Ridley Place is named after John Hoskins Ridley (1872-1943). He was born the son of an emancipated slave in Louisburg, North Carolina. Ridley spent his early career working in the Newport News Shipbuilding and Dry Dock Company, where he rose from laborer to Chief Steward.
His legacy is that of a community leader who, with others, worked to get a secondary school for African Americans in Newport News: Huntington High School. He, along with E.C. Brown and others, was one of the founders of Crown Savings Bank, a black-owned bank established in 1905. Ridley later became a member of the board of directors after Crown Savings merged with another bank.
John H. Ridley Place was built in 1954 as part of the Housing Authority's East End slum clearance program which aimed to accommodate the city's growing population and encourage investment in Downtown Newport News.
The Marcus Garvey and Universal Negro Improvement Association Papers, Volume V September 1922-August 1924), Robert A. Hill, Editor

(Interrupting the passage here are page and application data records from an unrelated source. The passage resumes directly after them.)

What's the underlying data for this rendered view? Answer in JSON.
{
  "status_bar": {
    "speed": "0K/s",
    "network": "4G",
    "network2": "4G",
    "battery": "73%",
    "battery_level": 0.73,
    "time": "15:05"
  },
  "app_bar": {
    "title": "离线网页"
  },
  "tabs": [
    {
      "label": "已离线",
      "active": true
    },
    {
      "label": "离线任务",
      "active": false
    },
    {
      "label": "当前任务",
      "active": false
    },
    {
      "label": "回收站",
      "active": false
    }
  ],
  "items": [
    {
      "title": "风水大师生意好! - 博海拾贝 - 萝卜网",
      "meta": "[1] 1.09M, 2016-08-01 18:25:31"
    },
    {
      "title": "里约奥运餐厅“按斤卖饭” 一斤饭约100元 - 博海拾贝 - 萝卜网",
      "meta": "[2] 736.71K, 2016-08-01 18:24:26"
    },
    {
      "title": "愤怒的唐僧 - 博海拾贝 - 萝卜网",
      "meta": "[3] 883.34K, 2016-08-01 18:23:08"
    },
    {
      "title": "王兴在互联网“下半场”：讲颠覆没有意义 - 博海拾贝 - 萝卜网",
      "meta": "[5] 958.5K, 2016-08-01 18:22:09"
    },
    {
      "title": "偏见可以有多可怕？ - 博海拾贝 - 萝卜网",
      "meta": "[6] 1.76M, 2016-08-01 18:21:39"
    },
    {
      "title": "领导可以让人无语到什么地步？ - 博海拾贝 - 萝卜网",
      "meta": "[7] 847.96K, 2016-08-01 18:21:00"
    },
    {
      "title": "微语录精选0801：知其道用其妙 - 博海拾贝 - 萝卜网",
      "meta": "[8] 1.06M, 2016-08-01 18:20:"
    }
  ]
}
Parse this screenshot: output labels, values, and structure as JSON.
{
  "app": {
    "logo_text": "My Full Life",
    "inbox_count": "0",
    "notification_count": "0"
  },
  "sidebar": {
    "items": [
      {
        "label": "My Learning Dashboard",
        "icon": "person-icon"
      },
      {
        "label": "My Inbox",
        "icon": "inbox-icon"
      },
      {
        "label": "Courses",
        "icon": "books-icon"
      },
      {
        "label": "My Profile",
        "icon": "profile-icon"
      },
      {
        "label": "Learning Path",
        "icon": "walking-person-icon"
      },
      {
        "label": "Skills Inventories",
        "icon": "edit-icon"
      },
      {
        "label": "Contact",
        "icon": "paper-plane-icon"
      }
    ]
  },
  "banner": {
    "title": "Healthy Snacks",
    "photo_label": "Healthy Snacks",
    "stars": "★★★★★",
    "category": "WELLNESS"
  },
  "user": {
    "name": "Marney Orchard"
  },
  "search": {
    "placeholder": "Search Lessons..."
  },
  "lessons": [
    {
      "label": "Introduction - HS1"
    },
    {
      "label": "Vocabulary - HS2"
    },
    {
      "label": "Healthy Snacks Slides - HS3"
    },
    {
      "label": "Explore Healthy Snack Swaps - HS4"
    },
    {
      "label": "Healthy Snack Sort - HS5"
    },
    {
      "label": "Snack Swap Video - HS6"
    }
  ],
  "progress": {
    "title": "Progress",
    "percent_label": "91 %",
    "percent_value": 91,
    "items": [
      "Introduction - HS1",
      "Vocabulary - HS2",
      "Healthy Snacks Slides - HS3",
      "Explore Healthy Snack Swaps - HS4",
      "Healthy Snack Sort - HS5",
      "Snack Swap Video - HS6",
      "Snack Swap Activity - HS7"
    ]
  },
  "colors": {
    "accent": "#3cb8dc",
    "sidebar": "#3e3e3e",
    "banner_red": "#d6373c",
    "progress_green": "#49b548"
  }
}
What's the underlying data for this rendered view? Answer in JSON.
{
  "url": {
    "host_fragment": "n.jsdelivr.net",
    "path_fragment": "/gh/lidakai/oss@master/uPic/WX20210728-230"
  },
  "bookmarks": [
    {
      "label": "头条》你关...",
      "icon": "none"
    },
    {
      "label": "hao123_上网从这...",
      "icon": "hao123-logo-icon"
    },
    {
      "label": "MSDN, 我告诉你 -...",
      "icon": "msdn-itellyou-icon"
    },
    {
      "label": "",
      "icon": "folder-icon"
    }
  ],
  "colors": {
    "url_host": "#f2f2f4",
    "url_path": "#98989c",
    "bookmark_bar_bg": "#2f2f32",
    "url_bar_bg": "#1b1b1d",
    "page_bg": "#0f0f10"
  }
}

Ridley Place has 259 units and is located on the City bus line, which makes it convenient for shopping, schools, churches, and banks. The complex has one, two, three and four bedroom townhouse units. It is close to a waterfront park (King-Lincoln Park) and access to I-664. This complex is also located within walking distance of the Boys and Girls Club of Virginia Peninsula, Doris Miller Community Center, and Downing-Gross Cultural Arts Center.